Mali farmers fight drought with hybrid crops

Climate change brings wilder weather in the Sahel. Photo: RR

NEWSROOM (ADV) – Last year, when drought hit in the middle of the growing season in his region of southern Mali, Baba Berthé lost his entire two-hectare maize crop. “I harvested nothing at all,” remembers the white-robed farmer with a greying goatee.

But disaster was averted when a plot of drought-resistant sorghum he had also planted flourished despite a lack of water.

That crop “saved me,” producing 2.4 tonnes of grain from one hectare (2.5 acres) of land, said the farmer from rural Siby district.

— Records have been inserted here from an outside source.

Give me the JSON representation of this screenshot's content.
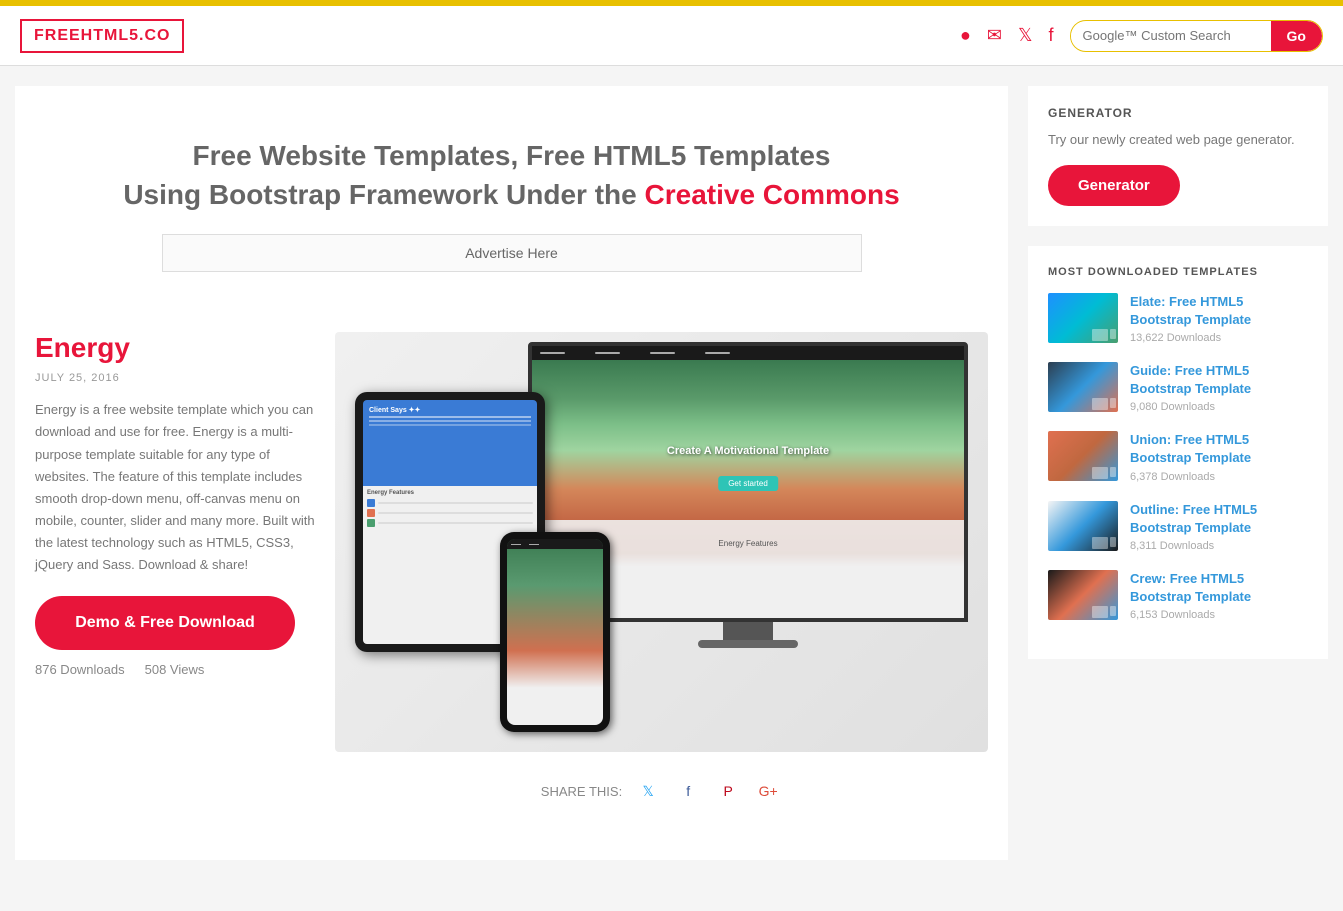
{
  "header": {
    "logo": "FREEHTML5.CO",
    "search_placeholder": "Google™ Custom Search",
    "go_button": "Go"
  },
  "hero": {
    "title_part1": "Free Website Templates, Free HTML5 Templates",
    "title_part2": "Using Bootstrap Framework Under the",
    "title_highlight": "Creative Commons",
    "advertise": "Advertise Here"
  },
  "article": {
    "title": "Energy",
    "date": "JULY 25, 2016",
    "description": "Energy is a free website template which you can download and use for free. Energy is a multi-purpose template suitable for any type of websites. The feature of this template includes smooth drop-down menu, off-canvas menu on mobile, counter, slider and many more. Built with the latest technology such as HTML5, CSS3, jQuery and Sass. Download & share!",
    "demo_button": "Demo & Free Download",
    "downloads": "876 Downloads",
    "views": "508 Views",
    "share_label": "SHARE THIS:"
  },
  "sidebar": {
    "generator_title": "GENERATOR",
    "generator_desc": "Try our newly created web page generator.",
    "generator_btn": "Generator",
    "downloads_title": "MOST DOWNLOADED TEMPLATES",
    "templates": [
      {
        "name": "Elate: Free HTML5 Bootstrap Template",
        "downloads": "13,622 Downloads",
        "thumb_class": "template-thumb-elate"
      },
      {
        "name": "Guide: Free HTML5 Bootstrap Template",
        "downloads": "9,080 Downloads",
        "thumb_class": "template-thumb-guide"
      },
      {
        "name": "Union: Free HTML5 Bootstrap Template",
        "downloads": "6,378 Downloads",
        "thumb_class": "template-thumb-union"
      },
      {
        "name": "Outline: Free HTML5 Bootstrap Template",
        "downloads": "8,311 Downloads",
        "thumb_class": "template-thumb-outline"
      },
      {
        "name": "Crew: Free HTML5 Bootstrap Template",
        "downloads": "6,153 Downloads",
        "thumb_class": "template-thumb-crew"
      }
    ]
  }
}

As climate change brings wilder weather in the Sahel – particularly worsening drought – planting crops able to stand up to extremes can help avert a range of crises, from worsening hunger to migration, experts say.

In southern Mali, hardier crops are gaining ground, particularly as farmers see the results in their own fields, they say.

In previous years, farmers would simply use the seeds from one harvest to plant the next season’s crop.

But the hybrid qualities of the new varieties reduce over time, Siby farmer N’fally Coulibaly said, which means he and other farmers would like to buy new seed each year.

“The problem with the new varieties is that they are not free, and just before the rainy season we don’t have any money. It wasn’t like that before,” Coulibaly said.

Another problem, he said, is the shortage of information about the characteristics of the new varieties – and the bad publicity that accompanied their introduction.

© Bur-csa – A.H / S.E – African Daily Voice (ADV)